With the pictures removed, set down all of the entries below exactly.

Segment Open

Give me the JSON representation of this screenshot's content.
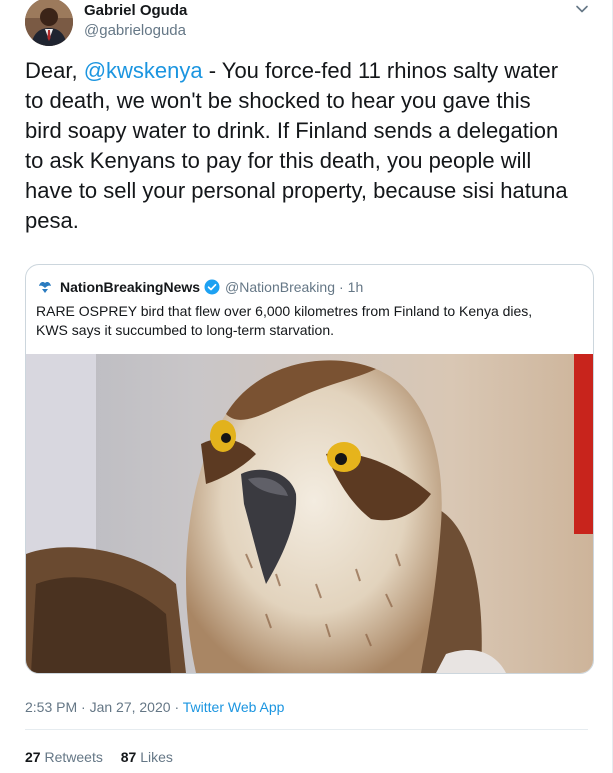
{
  "author": {
    "name": "Gabriel Oguda",
    "handle": "@gabrieloguda"
  },
  "tweet": {
    "line1_pre": "Dear, ",
    "mention": "@kwskenya",
    "line1_post": " - You force-fed 11 rhinos salty water",
    "line2": "to death, we won't be shocked to hear you gave this",
    "line3": "bird soapy water to drink. If Finland sends a delegation",
    "line4": "to ask Kenyans to pay for this death, you people will",
    "line5": "have to sell your personal property, because sisi hatuna",
    "line6": "pesa."
  },
  "quoted": {
    "name": "NationBreakingNews",
    "handle": "@NationBreaking",
    "separator": "·",
    "time": "1h",
    "line1": "RARE OSPREY bird that flew over 6,000 kilometres from Finland to Kenya dies,",
    "line2": "KWS says it succumbed to long-term starvation.",
    "verified_color": "#1da1f2"
  },
  "meta": {
    "timestamp": "2:53 PM · Jan 27, 2020",
    "separator": "·",
    "app": "Twitter Web App"
  },
  "stats": {
    "retweets_count": "27",
    "retweets_label": "Retweets",
    "likes_count": "87",
    "likes_label": "Likes"
  },
  "colors": {
    "link": "#1b95e0",
    "secondary_text": "#657786",
    "border": "#ccd6dd"
  },
  "icons": {
    "menu": "chevron-down-icon",
    "verified": "verified-badge-icon"
  }
}
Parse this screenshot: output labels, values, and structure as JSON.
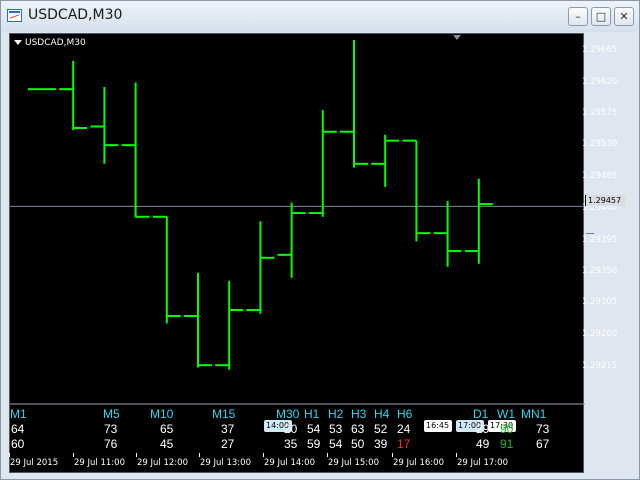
{
  "window": {
    "title": "USDCAD,M30",
    "buttons": {
      "minimize": "–",
      "maximize": "□",
      "close": "✕"
    },
    "icons": {
      "app": "chart-window-icon"
    }
  },
  "chart": {
    "symbol": "USDCAD,M30",
    "current_price": "1.29457",
    "colors": {
      "bars": "#00ff00",
      "background": "#000000",
      "bid_line": "#7b8ba0",
      "text": "#ffffff",
      "tf_label": "#34d6ea",
      "down": "#ff2a2a",
      "up": "#1fbf1f"
    },
    "price_ticks": [
      "1.29665",
      "1.29620",
      "1.29575",
      "1.29530",
      "1.29485",
      "1.29440",
      "1.29395",
      "1.29350",
      "1.29305",
      "1.29260",
      "1.29215"
    ],
    "time_ticks": [
      "29 Jul 2015",
      "29 Jul 11:00",
      "29 Jul 12:00",
      "29 Jul 13:00",
      "29 Jul 14:00",
      "29 Jul 15:00",
      "29 Jul 16:00",
      "29 Jul 17:00"
    ],
    "vline_tags": [
      "14:00",
      "16:45",
      "17:00",
      "17:30"
    ]
  },
  "chart_data": {
    "type": "ohlc",
    "bar_color": "#00ff00",
    "ylim": [
      1.29192,
      1.29688
    ],
    "bid": 1.29457,
    "bars": [
      {
        "o": 1.29614,
        "h": 1.29614,
        "l": 1.29614,
        "c": 1.29614
      },
      {
        "o": 1.29614,
        "h": 1.29652,
        "l": 1.29559,
        "c": 1.29562
      },
      {
        "o": 1.29564,
        "h": 1.29617,
        "l": 1.29514,
        "c": 1.29539
      },
      {
        "o": 1.29539,
        "h": 1.29623,
        "l": 1.29442,
        "c": 1.29443
      },
      {
        "o": 1.29443,
        "h": 1.29443,
        "l": 1.293,
        "c": 1.2931
      },
      {
        "o": 1.2931,
        "h": 1.29368,
        "l": 1.29241,
        "c": 1.29244
      },
      {
        "o": 1.29244,
        "h": 1.29357,
        "l": 1.29238,
        "c": 1.29318
      },
      {
        "o": 1.29318,
        "h": 1.29437,
        "l": 1.29313,
        "c": 1.29388
      },
      {
        "o": 1.29392,
        "h": 1.29462,
        "l": 1.29361,
        "c": 1.29448
      },
      {
        "o": 1.29448,
        "h": 1.29586,
        "l": 1.29443,
        "c": 1.29557
      },
      {
        "o": 1.29557,
        "h": 1.2968,
        "l": 1.29509,
        "c": 1.29514
      },
      {
        "o": 1.29514,
        "h": 1.29553,
        "l": 1.29483,
        "c": 1.29545
      },
      {
        "o": 1.29545,
        "h": 1.29545,
        "l": 1.2941,
        "c": 1.29421
      },
      {
        "o": 1.29421,
        "h": 1.29464,
        "l": 1.29376,
        "c": 1.29397
      },
      {
        "o": 1.29397,
        "h": 1.29494,
        "l": 1.2938,
        "c": 1.2946
      }
    ]
  },
  "timeframes": {
    "labels": [
      "M1",
      "M5",
      "M10",
      "M15",
      "M30",
      "H1",
      "H2",
      "H3",
      "H4",
      "H6",
      "D1",
      "W1",
      "MN1"
    ],
    "row1": [
      "64",
      "73",
      "65",
      "37",
      "20",
      "54",
      "53",
      "63",
      "52",
      "24",
      "29",
      "90",
      "73"
    ],
    "row2": [
      "60",
      "76",
      "45",
      "27",
      "35",
      "59",
      "54",
      "50",
      "39",
      "17",
      "49",
      "91",
      "67"
    ],
    "row1_colors": [
      "#ffffff",
      "#ffffff",
      "#ffffff",
      "#ffffff",
      "#ffffff",
      "#ffffff",
      "#ffffff",
      "#ffffff",
      "#ffffff",
      "#ffffff",
      "#ffffff",
      "#1fbf1f",
      "#ffffff"
    ],
    "row2_colors": [
      "#ffffff",
      "#ffffff",
      "#ffffff",
      "#ffffff",
      "#ffffff",
      "#ffffff",
      "#ffffff",
      "#ffffff",
      "#ffffff",
      "#ff2a2a",
      "#ffffff",
      "#1fbf1f",
      "#ffffff"
    ]
  }
}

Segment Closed

* Response area
Give me the JSON representation of this screenshot's content.
{
  "author": {
    "name": "Gabriel Oguda",
    "handle": "@gabrieloguda"
  },
  "tweet": {
    "line1_pre": "Dear, ",
    "mention": "@kwskenya",
    "line1_post": " - You force-fed 11 rhinos salty water",
    "line2": "to death, we won't be shocked to hear you gave this",
    "line3": "bird soapy water to drink. If Finland sends a delegation",
    "line4": "to ask Kenyans to pay for this death, you people will",
    "line5": "have to sell your personal property, because sisi hatuna",
    "line6": "pesa."
  },
  "quoted": {
    "name": "NationBreakingNews",
    "handle": "@NationBreaking",
    "separator": "·",
    "time": "1h",
    "line1": "RARE OSPREY bird that flew over 6,000 kilometres from Finland to Kenya dies,",
    "line2": "KWS says it succumbed to long-term starvation.",
    "verified_color": "#1da1f2"
  },
  "meta": {
    "timestamp": "2:53 PM · Jan 27, 2020",
    "separator": "·",
    "app": "Twitter Web App"
  },
  "stats": {
    "retweets_count": "27",
    "retweets_label": "Retweets",
    "likes_count": "87",
    "likes_label": "Likes"
  },
  "colors": {
    "link": "#1b95e0",
    "secondary_text": "#657786",
    "border": "#ccd6dd"
  },
  "icons": {
    "menu": "chevron-down-icon",
    "verified": "verified-badge-icon"
  }
}
Parse this screenshot: output labels, values, and structure as JSON.
{
  "window": {
    "title": "USDCAD,M30",
    "buttons": {
      "minimize": "–",
      "maximize": "□",
      "close": "✕"
    },
    "icons": {
      "app": "chart-window-icon"
    }
  },
  "chart": {
    "symbol": "USDCAD,M30",
    "current_price": "1.29457",
    "colors": {
      "bars": "#00ff00",
      "background": "#000000",
      "bid_line": "#7b8ba0",
      "text": "#ffffff",
      "tf_label": "#34d6ea",
      "down": "#ff2a2a",
      "up": "#1fbf1f"
    },
    "price_ticks": [
      "1.29665",
      "1.29620",
      "1.29575",
      "1.29530",
      "1.29485",
      "1.29440",
      "1.29395",
      "1.29350",
      "1.29305",
      "1.29260",
      "1.29215"
    ],
    "time_ticks": [
      "29 Jul 2015",
      "29 Jul 11:00",
      "29 Jul 12:00",
      "29 Jul 13:00",
      "29 Jul 14:00",
      "29 Jul 15:00",
      "29 Jul 16:00",
      "29 Jul 17:00"
    ],
    "vline_tags": [
      "14:00",
      "16:45",
      "17:00",
      "17:30"
    ]
  },
  "chart_data": {
    "type": "ohlc",
    "bar_color": "#00ff00",
    "ylim": [
      1.29192,
      1.29688
    ],
    "bid": 1.29457,
    "bars": [
      {
        "o": 1.29614,
        "h": 1.29614,
        "l": 1.29614,
        "c": 1.29614
      },
      {
        "o": 1.29614,
        "h": 1.29652,
        "l": 1.29559,
        "c": 1.29562
      },
      {
        "o": 1.29564,
        "h": 1.29617,
        "l": 1.29514,
        "c": 1.29539
      },
      {
        "o": 1.29539,
        "h": 1.29623,
        "l": 1.29442,
        "c": 1.29443
      },
      {
        "o": 1.29443,
        "h": 1.29443,
        "l": 1.293,
        "c": 1.2931
      },
      {
        "o": 1.2931,
        "h": 1.29368,
        "l": 1.29241,
        "c": 1.29244
      },
      {
        "o": 1.29244,
        "h": 1.29357,
        "l": 1.29238,
        "c": 1.29318
      },
      {
        "o": 1.29318,
        "h": 1.29437,
        "l": 1.29313,
        "c": 1.29388
      },
      {
        "o": 1.29392,
        "h": 1.29462,
        "l": 1.29361,
        "c": 1.29448
      },
      {
        "o": 1.29448,
        "h": 1.29586,
        "l": 1.29443,
        "c": 1.29557
      },
      {
        "o": 1.29557,
        "h": 1.2968,
        "l": 1.29509,
        "c": 1.29514
      },
      {
        "o": 1.29514,
        "h": 1.29553,
        "l": 1.29483,
        "c": 1.29545
      },
      {
        "o": 1.29545,
        "h": 1.29545,
        "l": 1.2941,
        "c": 1.29421
      },
      {
        "o": 1.29421,
        "h": 1.29464,
        "l": 1.29376,
        "c": 1.29397
      },
      {
        "o": 1.29397,
        "h": 1.29494,
        "l": 1.2938,
        "c": 1.2946
      }
    ]
  },
  "timeframes": {
    "labels": [
      "M1",
      "M5",
      "M10",
      "M15",
      "M30",
      "H1",
      "H2",
      "H3",
      "H4",
      "H6",
      "D1",
      "W1",
      "MN1"
    ],
    "row1": [
      "64",
      "73",
      "65",
      "37",
      "20",
      "54",
      "53",
      "63",
      "52",
      "24",
      "29",
      "90",
      "73"
    ],
    "row2": [
      "60",
      "76",
      "45",
      "27",
      "35",
      "59",
      "54",
      "50",
      "39",
      "17",
      "49",
      "91",
      "67"
    ],
    "row1_colors": [
      "#ffffff",
      "#ffffff",
      "#ffffff",
      "#ffffff",
      "#ffffff",
      "#ffffff",
      "#ffffff",
      "#ffffff",
      "#ffffff",
      "#ffffff",
      "#ffffff",
      "#1fbf1f",
      "#ffffff"
    ],
    "row2_colors": [
      "#ffffff",
      "#ffffff",
      "#ffffff",
      "#ffffff",
      "#ffffff",
      "#ffffff",
      "#ffffff",
      "#ffffff",
      "#ffffff",
      "#ff2a2a",
      "#ffffff",
      "#1fbf1f",
      "#ffffff"
    ]
  }
}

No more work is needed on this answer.